▸ The problem: Copy the records exactly, every one of them.

▸ Material provided:
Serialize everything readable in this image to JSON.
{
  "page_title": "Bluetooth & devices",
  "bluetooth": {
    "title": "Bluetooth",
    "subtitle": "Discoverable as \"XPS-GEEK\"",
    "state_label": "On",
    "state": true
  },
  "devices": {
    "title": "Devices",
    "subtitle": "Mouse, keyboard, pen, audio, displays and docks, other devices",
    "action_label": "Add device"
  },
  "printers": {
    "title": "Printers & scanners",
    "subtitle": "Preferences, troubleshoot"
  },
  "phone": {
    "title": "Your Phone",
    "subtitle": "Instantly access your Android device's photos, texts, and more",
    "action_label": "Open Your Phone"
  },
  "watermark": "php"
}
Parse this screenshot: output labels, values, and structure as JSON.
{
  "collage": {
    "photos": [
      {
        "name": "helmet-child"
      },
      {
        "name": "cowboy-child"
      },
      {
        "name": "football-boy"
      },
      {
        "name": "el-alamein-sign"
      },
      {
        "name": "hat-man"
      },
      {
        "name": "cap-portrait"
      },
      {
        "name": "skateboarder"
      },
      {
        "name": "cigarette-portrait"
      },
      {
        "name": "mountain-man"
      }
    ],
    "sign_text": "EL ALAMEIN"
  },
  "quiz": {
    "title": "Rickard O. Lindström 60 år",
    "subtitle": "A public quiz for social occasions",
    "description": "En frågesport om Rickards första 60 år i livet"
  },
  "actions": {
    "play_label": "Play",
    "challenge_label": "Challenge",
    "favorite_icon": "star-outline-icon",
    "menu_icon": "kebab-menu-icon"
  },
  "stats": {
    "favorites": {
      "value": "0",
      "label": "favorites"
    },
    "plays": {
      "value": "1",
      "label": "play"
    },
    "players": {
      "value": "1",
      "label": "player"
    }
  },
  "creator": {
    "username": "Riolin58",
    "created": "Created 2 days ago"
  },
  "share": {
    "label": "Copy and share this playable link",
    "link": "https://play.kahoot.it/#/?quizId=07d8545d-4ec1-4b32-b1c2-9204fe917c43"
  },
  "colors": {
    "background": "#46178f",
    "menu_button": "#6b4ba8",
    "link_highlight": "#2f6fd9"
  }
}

▸ Output for this task:
Serialize everything readable in this image to JSON.
{
  "page_title": "Bluetooth & devices",
  "bluetooth": {
    "title": "Bluetooth",
    "subtitle": "Discoverable as \"XPS-GEEK\"",
    "state_label": "On",
    "state": true
  },
  "devices": {
    "title": "Devices",
    "subtitle": "Mouse, keyboard, pen, audio, displays and docks, other devices",
    "action_label": "Add device"
  },
  "printers": {
    "title": "Printers & scanners",
    "subtitle": "Preferences, troubleshoot"
  },
  "phone": {
    "title": "Your Phone",
    "subtitle": "Instantly access your Android device's photos, texts, and more",
    "action_label": "Open Your Phone"
  },
  "watermark": "php"
}
Parse this screenshot: output labels, values, and structure as JSON.
{
  "collage": {
    "photos": [
      {
        "name": "helmet-child"
      },
      {
        "name": "cowboy-child"
      },
      {
        "name": "football-boy"
      },
      {
        "name": "el-alamein-sign"
      },
      {
        "name": "hat-man"
      },
      {
        "name": "cap-portrait"
      },
      {
        "name": "skateboarder"
      },
      {
        "name": "cigarette-portrait"
      },
      {
        "name": "mountain-man"
      }
    ],
    "sign_text": "EL ALAMEIN"
  },
  "quiz": {
    "title": "Rickard O. Lindström 60 år",
    "subtitle": "A public quiz for social occasions",
    "description": "En frågesport om Rickards första 60 år i livet"
  },
  "actions": {
    "play_label": "Play",
    "challenge_label": "Challenge",
    "favorite_icon": "star-outline-icon",
    "menu_icon": "kebab-menu-icon"
  },
  "stats": {
    "favorites": {
      "value": "0",
      "label": "favorites"
    },
    "plays": {
      "value": "1",
      "label": "play"
    },
    "players": {
      "value": "1",
      "label": "player"
    }
  },
  "creator": {
    "username": "Riolin58",
    "created": "Created 2 days ago"
  },
  "share": {
    "label": "Copy and share this playable link",
    "link": "https://play.kahoot.it/#/?quizId=07d8545d-4ec1-4b32-b1c2-9204fe917c43"
  },
  "colors": {
    "background": "#46178f",
    "menu_button": "#6b4ba8",
    "link_highlight": "#2f6fd9"
  }
}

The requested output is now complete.